Me and miles would pick bits, techniques, sounds, ideas out of records we liked and that worked. We liked drama but not cheese. We would take the ideas into Si Brads studio and the 3 of us would work through them all. We had an idea of our sound quite quickly.
My favourite track on the label is Downtime I think. I just love it. We made it in 7 hours straight.
Are you still involved with music production?
I’ve still got gear and my son has his own studio. He’s an electronic musician called Alfie Sky. I did dabble again about 4 years ago but just can’t find the time anymore and it all needs setting up again.
Any tips for producers looking to make scene making music?
Do it with your mates. Talk about who is good at which aspect and play to your strengths where possible. Make a distinct noise and know who you’re making it for.
Paper Recordings came close to going forever, but is still going, although not quite as housey as it was - do you still keep in touch with the other guys?
Yeah I see them at 50ths and we were joking it’ll be funerals next. I have nothing to do with paper as it is now after being resurrected, neither does Miles. I wish them luck though.
More recently you created a Hacienda family tree - was it just a passion project that went viral?
I did it for a Hacienda exhibition I worked on for Urbis in 2008. Originally it filled a 15 foot wall! I scaled it down and made prints. I’m working on a Chicago one at the mo
So many of the those North West house music guys are still involved in music, Ben, Si Brad, Shaboom’s Mark... and these days you’re the breakfast host of Revolution 96.2 - tell us about that?
I’ve always been a massive show off and wanted to get out of DJing and production. Realised I’m quite good at radio accidentally and haven’t looked back. I really love it.

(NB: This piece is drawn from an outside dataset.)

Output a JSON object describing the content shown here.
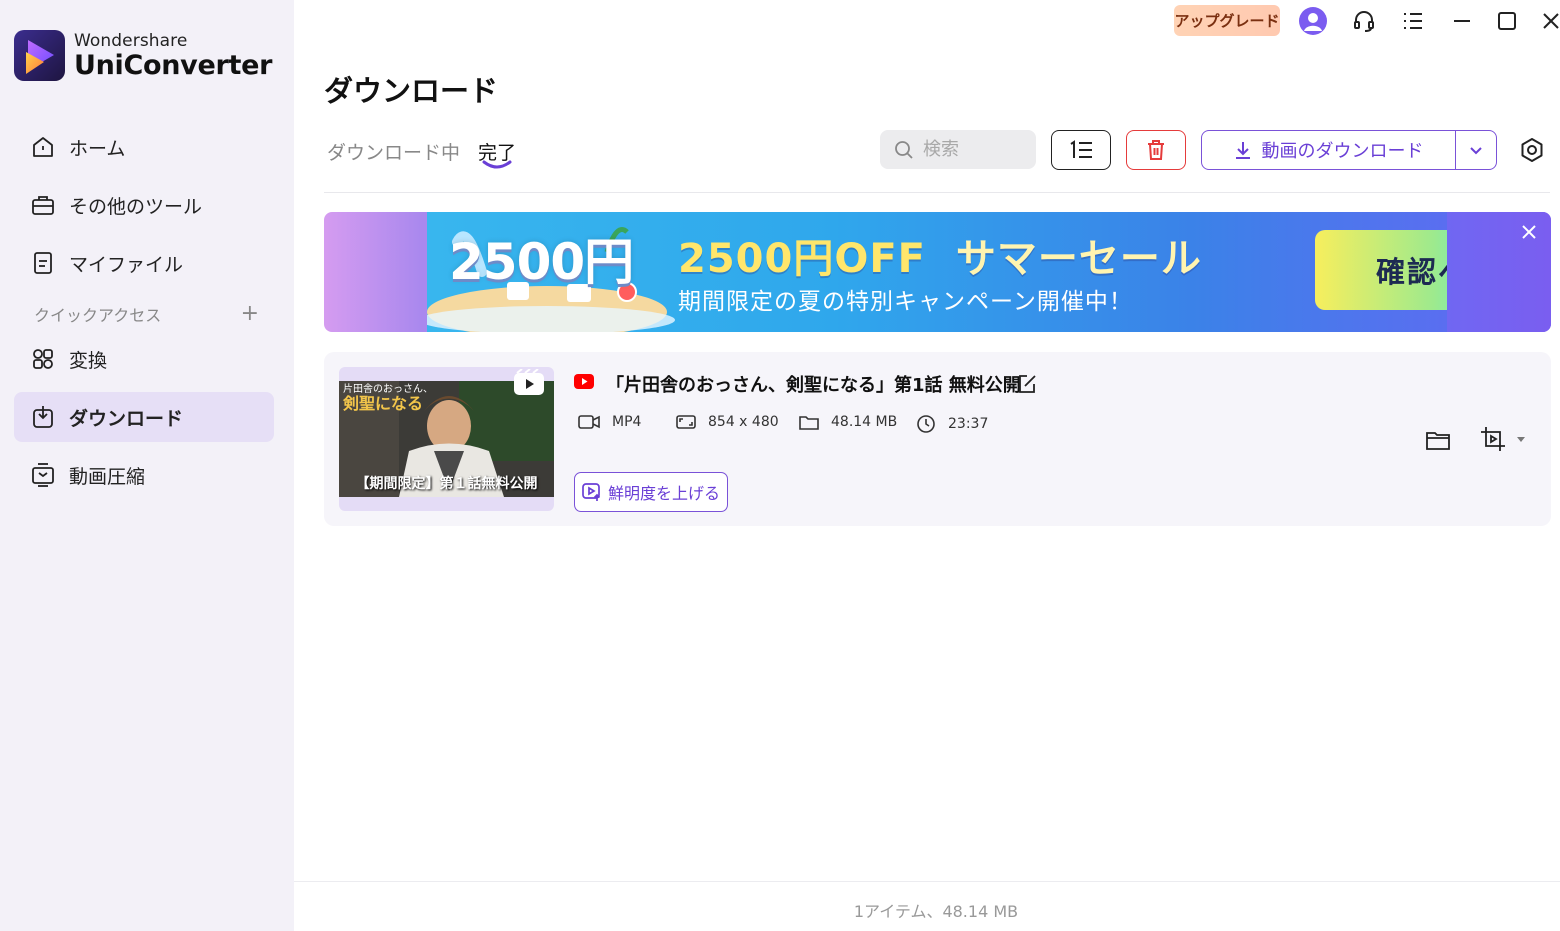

What’s on the cards for the future, art or music projects? Where can people follow you?
No music planned though I think me and Miles jokingly talked about it at Eleanor’s 50th. I’m working ideas for a podcast with Luke Unabomber and Dan Hope at the mo and trying to finish the Chicago House Family Tree